Tensions have been building up between India and China in recent months, due to its border dispute in the Himalayan region, and the US has been trying to build a coalition with India, Japan and Australia, to take on Beijing.

Room for cooperation

At the same time, the US also ramped up its naval activities and patrols in the South China Sea, claiming freedom of navigation in the resource-rich area, most of which is being claimed by China.

China has been trying expanding its presence in the disputed sea lane, building artificial islands that can accommodate its naval and aerial activities.

Newly confirmed US Secretary of State Antony Blinken addresses a welcome ceremony after arriving at the State Department in Washington, US, January 27, 2021 [Carlos Barria/Pool/Reuters]

Blinken’s tough tone came after his confirmation hearing, during which he promised to continue former President Donald Trump’s tough approach to China in a rare point of agreement between the two administrations.

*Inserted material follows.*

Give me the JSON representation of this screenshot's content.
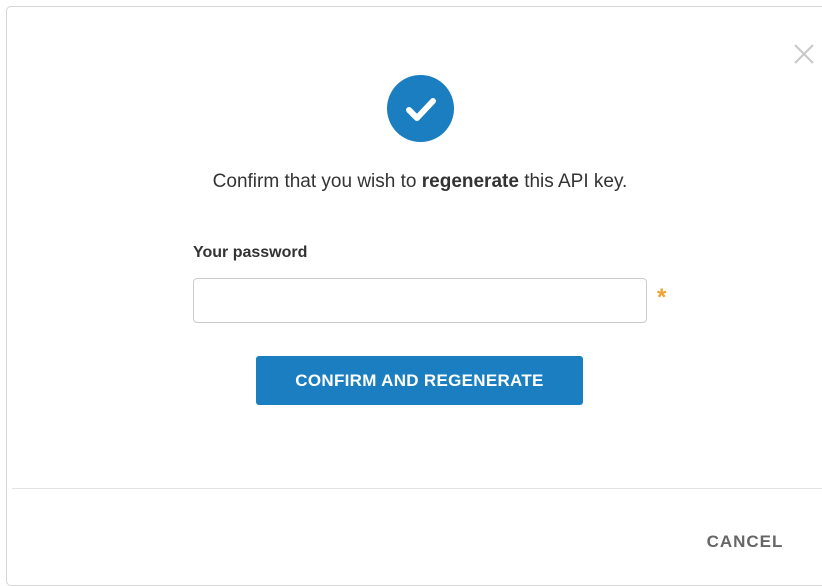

Blinken has said he agrees with a determination by the State Department under Trump that Beijing is carrying out genocide in the western region of Xinjiang, where rights groups say more than one million Uighurs and other mostly Muslim Turkic-speaking people have been rounded up in camps.

Beijing has also accelerated a crackdown in Hong Kong, arresting leading activists after imposing a new law against subversion following large protests in the financial hub to which it had guaranteed a separate system.

In response, Washington has slapped sanctions against Chinese and Hong Kong officials, who are accused of repression against activists and opposition groups.

Despite the tensions, the Chinese state-owned newspaper, Global Times, however, took note on Friday of Biden’s “tough” but also “cautious” approach towards Beijing, which it said could signal more cooperation compared with the previous Trump administration.

“Biden’s attitude toward China inherits some parts from his predecessor, yet he has also adjusted the approach and made room for interacting with China. For China, the most solid our own strength is, the more positive influence we will have on how the US reviews its China policy.”

Source: Al Jazeera and news agencies